RIM Reveals New Generation Of BlackBerrys
SAN FRANCISCO — Just days after the worst service outage in its history, Research In Motion was expected to unveil a new generation of BlackBerrys Tuesday at a software developer's conference in San Francisco.
RIM (TSX:RIM) has struggled through several major setbacks in recent months and the conference gives the Waterloo, Ont.-based company an opportunity to start regaining both its reputation and its share of the red-hot smartphone market.
"You're going to see some very, very transformative things," co-CEO Jim Balsillie said Monday ahead of the conference.
The new generation of BlackBerrys will use the same operating system as RIM's PlayBook tablet and the smartphones are expected to be more like mobile computers when they're launched early next year.
The launch of newer models is expected to help RIM better compete with smartphones from Apple and those that run Google's Android operating system.
With its own more powerful QNX operating system, the new BlackBerrys are expected to give users a faster and better Internet experience and allow them to seamlessly perform multiple tasks at the same time.
Balsillie said the new software "leap-frogs the mobile industry" and helps position RIM for the next decade.
Peter Misek, an analyst at Jefferies & Co. in New York, said much of RIM's future depends on releasing the new BlackBerrys with QNX.
The conference comes after a global outage of BlackBerry text, email and Internet services last week that hit Europe, Africa, the Middle East and North and South America.
To make amends for the outage, RIM (TSX:RIM) has offered its 70 million users a selection of free apps totalling $100 and its business customers free tech support for a month.
BlackBerry application developers will also get an opportunity to learn from RIM experts about the latest development technologies at the conference, which are expected to include an upgraded version of the PlayBook operating system to allow users access to their BlackBerry email, contacts and calendar.

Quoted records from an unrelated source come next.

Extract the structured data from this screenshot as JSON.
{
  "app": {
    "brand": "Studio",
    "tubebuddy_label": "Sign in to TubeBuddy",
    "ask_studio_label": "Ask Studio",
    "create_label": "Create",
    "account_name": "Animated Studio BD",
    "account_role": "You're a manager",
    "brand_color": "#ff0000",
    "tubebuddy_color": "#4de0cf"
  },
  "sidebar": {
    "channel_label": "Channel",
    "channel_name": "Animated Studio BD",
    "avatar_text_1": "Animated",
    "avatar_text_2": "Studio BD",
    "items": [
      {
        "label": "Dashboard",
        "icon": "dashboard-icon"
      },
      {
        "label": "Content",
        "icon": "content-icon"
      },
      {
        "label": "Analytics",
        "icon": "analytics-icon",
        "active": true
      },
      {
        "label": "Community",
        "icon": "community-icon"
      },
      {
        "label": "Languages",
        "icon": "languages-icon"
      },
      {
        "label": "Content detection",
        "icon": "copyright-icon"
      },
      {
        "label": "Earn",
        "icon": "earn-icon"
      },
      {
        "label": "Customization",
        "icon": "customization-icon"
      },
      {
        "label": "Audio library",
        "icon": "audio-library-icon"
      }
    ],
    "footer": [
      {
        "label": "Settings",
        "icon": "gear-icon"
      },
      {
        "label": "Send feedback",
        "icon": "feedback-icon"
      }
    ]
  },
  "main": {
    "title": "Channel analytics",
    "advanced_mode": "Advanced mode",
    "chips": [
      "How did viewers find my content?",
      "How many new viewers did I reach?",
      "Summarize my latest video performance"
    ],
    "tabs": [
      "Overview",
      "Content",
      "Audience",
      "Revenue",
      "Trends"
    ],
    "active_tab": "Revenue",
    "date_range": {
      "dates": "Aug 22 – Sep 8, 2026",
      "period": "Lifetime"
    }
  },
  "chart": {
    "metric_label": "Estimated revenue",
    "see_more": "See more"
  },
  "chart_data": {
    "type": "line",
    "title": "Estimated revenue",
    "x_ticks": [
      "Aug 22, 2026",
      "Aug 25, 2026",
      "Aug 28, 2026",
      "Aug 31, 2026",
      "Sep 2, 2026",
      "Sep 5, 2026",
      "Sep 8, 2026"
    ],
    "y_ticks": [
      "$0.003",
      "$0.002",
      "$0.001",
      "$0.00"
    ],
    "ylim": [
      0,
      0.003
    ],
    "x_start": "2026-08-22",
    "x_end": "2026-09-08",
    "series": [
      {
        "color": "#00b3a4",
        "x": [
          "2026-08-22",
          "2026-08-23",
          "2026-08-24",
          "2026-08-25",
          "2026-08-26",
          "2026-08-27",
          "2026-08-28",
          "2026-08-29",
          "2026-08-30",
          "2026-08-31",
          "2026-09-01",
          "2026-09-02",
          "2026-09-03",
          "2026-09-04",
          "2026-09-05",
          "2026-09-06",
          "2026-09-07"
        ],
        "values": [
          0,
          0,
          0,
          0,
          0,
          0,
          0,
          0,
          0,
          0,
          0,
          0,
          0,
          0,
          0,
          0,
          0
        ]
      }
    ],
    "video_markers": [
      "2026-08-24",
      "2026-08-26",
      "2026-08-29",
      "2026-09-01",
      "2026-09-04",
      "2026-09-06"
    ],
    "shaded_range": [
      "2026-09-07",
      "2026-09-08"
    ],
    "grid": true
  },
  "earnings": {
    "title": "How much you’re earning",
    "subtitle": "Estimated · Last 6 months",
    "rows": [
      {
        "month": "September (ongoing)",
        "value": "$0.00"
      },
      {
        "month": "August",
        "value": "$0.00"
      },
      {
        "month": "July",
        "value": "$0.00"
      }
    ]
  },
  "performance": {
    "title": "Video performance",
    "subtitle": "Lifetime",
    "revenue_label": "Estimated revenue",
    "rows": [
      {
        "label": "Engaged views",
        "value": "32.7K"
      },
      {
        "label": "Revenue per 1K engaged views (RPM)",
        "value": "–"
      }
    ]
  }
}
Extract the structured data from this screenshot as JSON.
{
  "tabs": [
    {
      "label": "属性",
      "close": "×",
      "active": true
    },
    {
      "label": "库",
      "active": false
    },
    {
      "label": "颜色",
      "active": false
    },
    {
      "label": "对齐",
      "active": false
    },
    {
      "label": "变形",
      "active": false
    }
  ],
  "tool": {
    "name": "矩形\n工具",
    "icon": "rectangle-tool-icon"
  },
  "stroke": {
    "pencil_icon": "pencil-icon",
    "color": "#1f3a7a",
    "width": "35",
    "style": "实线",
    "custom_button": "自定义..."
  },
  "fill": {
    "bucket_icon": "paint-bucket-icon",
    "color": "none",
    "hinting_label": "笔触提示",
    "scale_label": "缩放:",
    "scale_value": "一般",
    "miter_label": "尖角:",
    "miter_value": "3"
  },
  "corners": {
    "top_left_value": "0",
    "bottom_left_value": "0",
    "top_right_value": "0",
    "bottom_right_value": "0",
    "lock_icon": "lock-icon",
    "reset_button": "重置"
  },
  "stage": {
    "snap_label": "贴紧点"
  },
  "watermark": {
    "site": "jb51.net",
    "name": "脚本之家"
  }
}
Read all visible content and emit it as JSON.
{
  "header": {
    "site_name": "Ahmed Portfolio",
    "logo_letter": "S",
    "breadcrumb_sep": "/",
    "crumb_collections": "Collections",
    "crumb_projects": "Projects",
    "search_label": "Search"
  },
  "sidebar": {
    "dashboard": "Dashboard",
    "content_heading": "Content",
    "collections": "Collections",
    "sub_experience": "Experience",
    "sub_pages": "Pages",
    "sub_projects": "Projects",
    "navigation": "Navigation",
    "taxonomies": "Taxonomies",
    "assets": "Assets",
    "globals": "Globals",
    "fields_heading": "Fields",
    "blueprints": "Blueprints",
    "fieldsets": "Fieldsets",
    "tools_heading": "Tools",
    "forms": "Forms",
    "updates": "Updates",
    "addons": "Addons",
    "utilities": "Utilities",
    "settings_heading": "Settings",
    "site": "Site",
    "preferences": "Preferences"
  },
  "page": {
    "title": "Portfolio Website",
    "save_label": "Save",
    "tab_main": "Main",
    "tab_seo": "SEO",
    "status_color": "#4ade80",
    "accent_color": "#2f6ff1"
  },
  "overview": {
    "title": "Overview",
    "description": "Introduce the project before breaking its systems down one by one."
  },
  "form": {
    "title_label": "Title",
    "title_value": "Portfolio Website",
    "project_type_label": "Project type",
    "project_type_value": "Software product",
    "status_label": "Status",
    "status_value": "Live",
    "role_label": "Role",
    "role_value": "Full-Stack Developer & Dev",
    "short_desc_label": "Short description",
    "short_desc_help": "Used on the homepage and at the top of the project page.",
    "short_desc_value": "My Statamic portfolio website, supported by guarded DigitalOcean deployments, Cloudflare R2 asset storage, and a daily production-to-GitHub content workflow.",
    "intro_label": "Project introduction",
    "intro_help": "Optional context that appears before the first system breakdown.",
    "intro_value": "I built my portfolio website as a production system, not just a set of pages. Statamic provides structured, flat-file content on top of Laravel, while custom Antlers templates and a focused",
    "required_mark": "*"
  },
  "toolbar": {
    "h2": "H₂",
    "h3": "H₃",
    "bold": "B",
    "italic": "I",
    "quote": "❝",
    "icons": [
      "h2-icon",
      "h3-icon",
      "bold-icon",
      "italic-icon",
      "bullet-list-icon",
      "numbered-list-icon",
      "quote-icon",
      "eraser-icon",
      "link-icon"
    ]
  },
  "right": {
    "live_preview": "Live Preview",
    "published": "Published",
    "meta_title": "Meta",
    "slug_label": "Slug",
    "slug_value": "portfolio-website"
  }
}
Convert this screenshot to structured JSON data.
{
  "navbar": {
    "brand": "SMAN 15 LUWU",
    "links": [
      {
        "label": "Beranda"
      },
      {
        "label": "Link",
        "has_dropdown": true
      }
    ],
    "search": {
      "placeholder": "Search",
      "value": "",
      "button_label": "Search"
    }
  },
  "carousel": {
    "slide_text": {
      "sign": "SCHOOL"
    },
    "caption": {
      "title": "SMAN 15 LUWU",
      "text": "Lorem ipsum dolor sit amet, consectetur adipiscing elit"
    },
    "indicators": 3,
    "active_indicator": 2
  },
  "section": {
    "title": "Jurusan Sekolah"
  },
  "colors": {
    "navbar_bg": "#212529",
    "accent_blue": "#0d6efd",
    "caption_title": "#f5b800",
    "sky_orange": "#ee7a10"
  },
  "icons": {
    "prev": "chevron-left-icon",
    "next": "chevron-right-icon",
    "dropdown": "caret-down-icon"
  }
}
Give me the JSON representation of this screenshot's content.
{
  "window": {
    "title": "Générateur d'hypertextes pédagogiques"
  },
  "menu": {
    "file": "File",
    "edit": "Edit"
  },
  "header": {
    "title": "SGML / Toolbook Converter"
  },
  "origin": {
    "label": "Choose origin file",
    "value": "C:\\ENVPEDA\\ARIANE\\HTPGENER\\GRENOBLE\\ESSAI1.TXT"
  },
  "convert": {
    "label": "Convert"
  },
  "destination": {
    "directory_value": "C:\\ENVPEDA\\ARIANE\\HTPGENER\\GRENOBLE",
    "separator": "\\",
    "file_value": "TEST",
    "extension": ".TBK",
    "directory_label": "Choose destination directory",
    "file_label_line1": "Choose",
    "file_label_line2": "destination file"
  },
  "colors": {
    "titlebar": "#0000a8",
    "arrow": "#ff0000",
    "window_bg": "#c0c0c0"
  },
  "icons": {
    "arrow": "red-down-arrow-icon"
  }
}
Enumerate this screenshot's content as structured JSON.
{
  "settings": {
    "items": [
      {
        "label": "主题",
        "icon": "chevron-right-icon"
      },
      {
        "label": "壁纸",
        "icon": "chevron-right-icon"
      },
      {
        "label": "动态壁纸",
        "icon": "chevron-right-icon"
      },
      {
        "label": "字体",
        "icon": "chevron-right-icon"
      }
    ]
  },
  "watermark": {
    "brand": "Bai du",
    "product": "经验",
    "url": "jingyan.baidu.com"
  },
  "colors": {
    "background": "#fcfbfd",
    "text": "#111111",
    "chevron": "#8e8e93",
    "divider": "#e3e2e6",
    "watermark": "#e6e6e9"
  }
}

This is not the first time the company has stumbled with its future at stake. RIM overcame doubts when it went public 14 years ago and then again during the tech crash 11 years ago. At one point, a patent dispute threatened to shut down BlackBerry service in the U.S. until the company settled in 2006.